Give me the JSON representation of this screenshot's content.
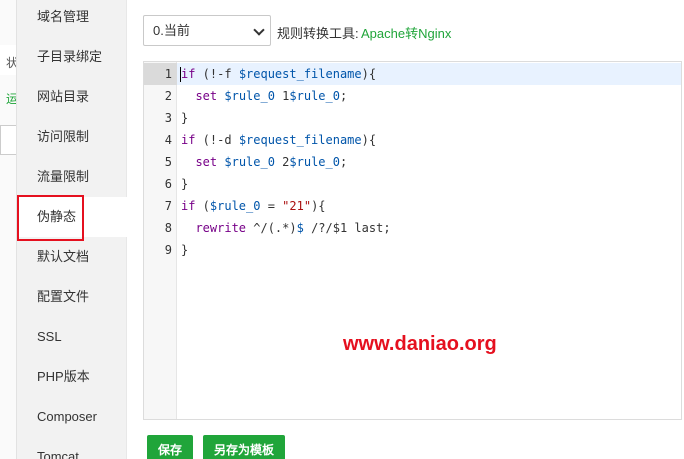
{
  "background_panel": {
    "fragments": [
      "状",
      "运"
    ]
  },
  "sidebar": {
    "items": [
      {
        "label": "域名管理"
      },
      {
        "label": "子目录绑定"
      },
      {
        "label": "网站目录"
      },
      {
        "label": "访问限制"
      },
      {
        "label": "流量限制"
      },
      {
        "label": "伪静态",
        "active": true
      },
      {
        "label": "默认文档"
      },
      {
        "label": "配置文件"
      },
      {
        "label": "SSL"
      },
      {
        "label": "PHP版本"
      },
      {
        "label": "Composer"
      },
      {
        "label": "Tomcat"
      }
    ]
  },
  "toolbar": {
    "select_value": "0.当前",
    "tool_label": "规则转换工具:",
    "tool_link": "Apache转Nginx"
  },
  "editor": {
    "line_numbers": [
      "1",
      "2",
      "3",
      "4",
      "5",
      "6",
      "7",
      "8",
      "9"
    ],
    "lines": [
      [
        {
          "t": "if",
          "c": "kw"
        },
        {
          "t": " (!-f ",
          "c": ""
        },
        {
          "t": "$request_filename",
          "c": "var"
        },
        {
          "t": "){",
          "c": ""
        }
      ],
      [
        {
          "t": "  ",
          "c": ""
        },
        {
          "t": "set",
          "c": "kw"
        },
        {
          "t": " ",
          "c": ""
        },
        {
          "t": "$rule_0",
          "c": "var"
        },
        {
          "t": " 1",
          "c": ""
        },
        {
          "t": "$rule_0",
          "c": "var"
        },
        {
          "t": ";",
          "c": ""
        }
      ],
      [
        {
          "t": "}",
          "c": ""
        }
      ],
      [
        {
          "t": "if",
          "c": "kw"
        },
        {
          "t": " (!-d ",
          "c": ""
        },
        {
          "t": "$request_filename",
          "c": "var"
        },
        {
          "t": "){",
          "c": ""
        }
      ],
      [
        {
          "t": "  ",
          "c": ""
        },
        {
          "t": "set",
          "c": "kw"
        },
        {
          "t": " ",
          "c": ""
        },
        {
          "t": "$rule_0",
          "c": "var"
        },
        {
          "t": " 2",
          "c": ""
        },
        {
          "t": "$rule_0",
          "c": "var"
        },
        {
          "t": ";",
          "c": ""
        }
      ],
      [
        {
          "t": "}",
          "c": ""
        }
      ],
      [
        {
          "t": "if",
          "c": "kw"
        },
        {
          "t": " (",
          "c": ""
        },
        {
          "t": "$rule_0",
          "c": "var"
        },
        {
          "t": " = ",
          "c": ""
        },
        {
          "t": "\"21\"",
          "c": "str"
        },
        {
          "t": "){",
          "c": ""
        }
      ],
      [
        {
          "t": "  ",
          "c": ""
        },
        {
          "t": "rewrite",
          "c": "kw"
        },
        {
          "t": " ^/(.*)",
          "c": ""
        },
        {
          "t": "$",
          "c": "var"
        },
        {
          "t": " /?/$1 last;",
          "c": ""
        }
      ],
      [
        {
          "t": "}",
          "c": ""
        }
      ]
    ],
    "watermark": "www.daniao.org"
  },
  "buttons": {
    "save": "保存",
    "save_as_template": "另存为模板"
  },
  "colors": {
    "accent": "#20a53a",
    "highlight_box": "#e5101f",
    "watermark": "#e5101f"
  }
}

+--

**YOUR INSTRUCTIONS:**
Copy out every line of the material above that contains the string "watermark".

**EXERCISE ANSWER:**
    "watermark": "www.daniao.org"
    "watermark": "#e5101f"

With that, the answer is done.